"(a) All rates and charges made, demanded, or received by any public utility for or in connection with the transmission or sale of electric energy subject to the jurisdiction of the Commission, and all rules and regulations affecting or pertaining to such rates or charges shall be just and reasonable, and any such rate or charge that is not just and reasonable is hereby declared to be unlawful . . .."

"(e) Whenever any such new schedule is filed the Commission shall have authority, either upon complaint or upon its own initiative without complaint, at once, and, if it so orders, without answer or formal pleading by the public utility, but upon reasonable notice, to enter upon a hearing concerning the lawfulness of such rate, charge, classification, or service; and, pending such hearing and the decision thereon, the Commission, upon filing with such schedules and delivering to the public utility affected thereby a statement in writing of its reasons for such suspension, may suspend the operation of such schedule and defer the use of such rate, charge, classification, or service, but not for a longer period than five months beyond the time when it would otherwise go into effect; and after full hearings, either completed before or after the rate, charge, classification, or service goes into effect, the Commission may make such orders with reference thereto as would be proper in a proceeding initiated after it had become effective.

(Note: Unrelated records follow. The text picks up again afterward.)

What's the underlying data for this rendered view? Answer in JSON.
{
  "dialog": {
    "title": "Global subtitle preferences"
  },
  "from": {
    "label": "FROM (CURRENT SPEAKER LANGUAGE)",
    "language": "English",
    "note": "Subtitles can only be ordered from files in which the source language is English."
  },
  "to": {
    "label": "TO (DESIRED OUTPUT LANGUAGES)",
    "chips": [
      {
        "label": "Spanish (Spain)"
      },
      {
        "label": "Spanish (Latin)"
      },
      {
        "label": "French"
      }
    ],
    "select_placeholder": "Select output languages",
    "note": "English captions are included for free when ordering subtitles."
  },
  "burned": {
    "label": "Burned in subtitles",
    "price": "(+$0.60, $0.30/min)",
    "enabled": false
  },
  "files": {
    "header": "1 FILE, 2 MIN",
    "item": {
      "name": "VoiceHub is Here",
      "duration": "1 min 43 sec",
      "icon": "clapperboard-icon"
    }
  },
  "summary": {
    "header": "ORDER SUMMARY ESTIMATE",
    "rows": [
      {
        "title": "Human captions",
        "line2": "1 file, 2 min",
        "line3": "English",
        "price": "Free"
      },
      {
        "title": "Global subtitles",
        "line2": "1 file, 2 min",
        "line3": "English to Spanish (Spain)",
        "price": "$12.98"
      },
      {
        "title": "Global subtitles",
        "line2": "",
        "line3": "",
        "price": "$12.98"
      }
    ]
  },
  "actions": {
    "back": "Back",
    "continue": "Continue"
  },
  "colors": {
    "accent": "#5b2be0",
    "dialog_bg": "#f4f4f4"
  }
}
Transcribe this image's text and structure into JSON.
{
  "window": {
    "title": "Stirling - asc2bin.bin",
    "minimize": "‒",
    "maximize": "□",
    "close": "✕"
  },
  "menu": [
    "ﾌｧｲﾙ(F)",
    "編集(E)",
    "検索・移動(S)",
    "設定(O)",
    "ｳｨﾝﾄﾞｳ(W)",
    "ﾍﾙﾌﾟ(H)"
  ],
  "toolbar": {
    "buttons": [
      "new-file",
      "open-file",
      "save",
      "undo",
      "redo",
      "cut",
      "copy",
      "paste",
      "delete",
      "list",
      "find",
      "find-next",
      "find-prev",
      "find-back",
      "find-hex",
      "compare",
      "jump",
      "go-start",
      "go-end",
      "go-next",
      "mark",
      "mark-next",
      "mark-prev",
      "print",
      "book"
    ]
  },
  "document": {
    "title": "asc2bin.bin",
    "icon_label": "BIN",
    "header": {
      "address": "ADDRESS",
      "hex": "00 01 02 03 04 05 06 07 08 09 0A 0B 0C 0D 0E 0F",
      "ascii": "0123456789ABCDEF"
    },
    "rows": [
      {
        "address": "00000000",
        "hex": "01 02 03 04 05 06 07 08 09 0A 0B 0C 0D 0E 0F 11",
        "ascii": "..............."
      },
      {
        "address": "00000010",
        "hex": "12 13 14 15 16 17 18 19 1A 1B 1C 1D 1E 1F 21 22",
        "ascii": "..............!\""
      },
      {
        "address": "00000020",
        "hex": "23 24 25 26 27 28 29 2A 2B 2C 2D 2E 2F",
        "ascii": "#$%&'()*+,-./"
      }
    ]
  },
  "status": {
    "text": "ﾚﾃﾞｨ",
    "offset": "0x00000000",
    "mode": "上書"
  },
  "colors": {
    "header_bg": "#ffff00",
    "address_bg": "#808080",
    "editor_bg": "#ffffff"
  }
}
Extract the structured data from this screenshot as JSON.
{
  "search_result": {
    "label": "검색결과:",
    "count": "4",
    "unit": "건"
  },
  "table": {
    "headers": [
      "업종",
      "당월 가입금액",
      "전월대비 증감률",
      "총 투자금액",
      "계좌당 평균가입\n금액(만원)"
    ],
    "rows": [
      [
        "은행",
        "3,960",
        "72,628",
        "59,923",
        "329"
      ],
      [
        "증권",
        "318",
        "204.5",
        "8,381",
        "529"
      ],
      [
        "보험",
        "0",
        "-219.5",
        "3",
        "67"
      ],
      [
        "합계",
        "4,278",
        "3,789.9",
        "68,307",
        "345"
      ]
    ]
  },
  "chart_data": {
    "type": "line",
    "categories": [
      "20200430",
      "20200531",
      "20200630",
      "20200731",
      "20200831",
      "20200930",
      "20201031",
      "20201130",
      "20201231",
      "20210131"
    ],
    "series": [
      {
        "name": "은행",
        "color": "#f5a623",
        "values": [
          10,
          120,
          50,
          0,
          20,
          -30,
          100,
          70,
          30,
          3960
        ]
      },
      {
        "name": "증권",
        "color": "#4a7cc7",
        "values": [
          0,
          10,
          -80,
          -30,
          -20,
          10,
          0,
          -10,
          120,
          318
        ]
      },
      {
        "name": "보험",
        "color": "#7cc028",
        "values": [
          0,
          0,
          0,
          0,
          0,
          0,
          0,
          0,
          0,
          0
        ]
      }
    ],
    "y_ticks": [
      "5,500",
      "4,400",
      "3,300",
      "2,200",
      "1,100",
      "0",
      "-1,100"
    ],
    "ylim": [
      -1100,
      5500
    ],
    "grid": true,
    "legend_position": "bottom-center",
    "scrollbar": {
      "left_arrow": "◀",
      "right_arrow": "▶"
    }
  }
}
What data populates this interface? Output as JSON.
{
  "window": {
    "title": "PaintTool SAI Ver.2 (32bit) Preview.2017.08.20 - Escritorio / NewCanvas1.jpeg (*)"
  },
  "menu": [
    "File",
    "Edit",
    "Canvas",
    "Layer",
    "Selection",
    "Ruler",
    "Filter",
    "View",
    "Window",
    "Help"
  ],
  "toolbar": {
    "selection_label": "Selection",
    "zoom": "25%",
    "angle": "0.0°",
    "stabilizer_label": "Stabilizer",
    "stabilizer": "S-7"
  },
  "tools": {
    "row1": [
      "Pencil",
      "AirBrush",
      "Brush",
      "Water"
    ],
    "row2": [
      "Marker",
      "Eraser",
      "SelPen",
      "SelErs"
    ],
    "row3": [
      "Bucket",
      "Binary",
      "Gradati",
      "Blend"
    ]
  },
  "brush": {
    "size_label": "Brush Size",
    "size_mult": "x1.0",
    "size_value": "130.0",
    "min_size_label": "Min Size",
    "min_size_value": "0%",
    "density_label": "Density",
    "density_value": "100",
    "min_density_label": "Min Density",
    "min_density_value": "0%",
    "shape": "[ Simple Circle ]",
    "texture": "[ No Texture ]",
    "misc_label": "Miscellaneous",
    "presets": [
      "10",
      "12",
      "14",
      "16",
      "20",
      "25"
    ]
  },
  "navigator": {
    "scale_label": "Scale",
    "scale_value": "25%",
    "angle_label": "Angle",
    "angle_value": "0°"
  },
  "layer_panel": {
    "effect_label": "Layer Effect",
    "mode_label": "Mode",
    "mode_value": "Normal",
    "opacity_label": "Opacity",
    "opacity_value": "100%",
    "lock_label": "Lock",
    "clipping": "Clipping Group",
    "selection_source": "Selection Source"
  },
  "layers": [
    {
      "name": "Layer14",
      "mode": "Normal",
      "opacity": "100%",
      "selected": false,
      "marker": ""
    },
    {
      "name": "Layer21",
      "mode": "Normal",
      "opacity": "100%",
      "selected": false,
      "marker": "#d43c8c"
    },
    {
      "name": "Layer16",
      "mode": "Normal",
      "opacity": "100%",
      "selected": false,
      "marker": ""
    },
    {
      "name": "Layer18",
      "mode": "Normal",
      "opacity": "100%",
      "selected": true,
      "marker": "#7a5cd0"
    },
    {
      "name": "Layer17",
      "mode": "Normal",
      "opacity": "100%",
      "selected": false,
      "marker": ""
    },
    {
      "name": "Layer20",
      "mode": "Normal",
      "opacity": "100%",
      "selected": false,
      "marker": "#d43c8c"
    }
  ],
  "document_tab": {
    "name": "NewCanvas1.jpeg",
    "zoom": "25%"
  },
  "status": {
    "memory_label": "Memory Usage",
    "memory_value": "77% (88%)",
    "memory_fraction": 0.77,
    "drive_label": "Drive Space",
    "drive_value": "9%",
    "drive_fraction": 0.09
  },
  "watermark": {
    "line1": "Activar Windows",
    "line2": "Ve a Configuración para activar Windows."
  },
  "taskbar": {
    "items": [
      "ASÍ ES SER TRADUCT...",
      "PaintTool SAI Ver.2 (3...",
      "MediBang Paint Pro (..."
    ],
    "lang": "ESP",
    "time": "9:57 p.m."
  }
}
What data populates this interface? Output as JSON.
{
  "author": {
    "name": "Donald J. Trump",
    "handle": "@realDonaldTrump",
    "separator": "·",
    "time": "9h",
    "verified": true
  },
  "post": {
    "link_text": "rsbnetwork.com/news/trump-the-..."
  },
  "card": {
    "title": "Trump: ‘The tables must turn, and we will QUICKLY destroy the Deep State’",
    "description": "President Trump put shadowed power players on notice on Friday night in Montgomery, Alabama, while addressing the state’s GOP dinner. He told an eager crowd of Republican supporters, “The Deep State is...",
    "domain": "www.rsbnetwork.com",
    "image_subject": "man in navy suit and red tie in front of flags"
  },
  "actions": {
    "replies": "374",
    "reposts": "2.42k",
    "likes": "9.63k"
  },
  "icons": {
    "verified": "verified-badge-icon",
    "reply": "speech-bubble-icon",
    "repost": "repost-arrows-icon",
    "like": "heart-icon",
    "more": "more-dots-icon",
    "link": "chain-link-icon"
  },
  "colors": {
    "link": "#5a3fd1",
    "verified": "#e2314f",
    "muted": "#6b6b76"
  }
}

If the proceeding has not been concluded and an order made at the expiration of such five months, the proposed change of rate, charge, classification, or service shall go into effect at the end of such period, but in case of a proposed increased rate or charge, the Commission may by order require the interested public utility or public utilities to keep accurate account in detail of all amounts received by reason of such increase, specifying by whom and in whose behalf such amounts are paid, and upon completion of the hearing and decision may by further order require such public utility or public utilities to refund, with interest, to the persons in whose behalf such amounts were paid, such portion of such increased rates or charges as by its decision shall be found not justified. At any hearing involving a rate or charge sought to be increased, the burden of proof to show that the increased rate or charge is just and reasonable shall be upon the public utility, and the Commission shall give to the hearing and decision of such questions preference over other questions pending before it and decide the same as speedily as possible."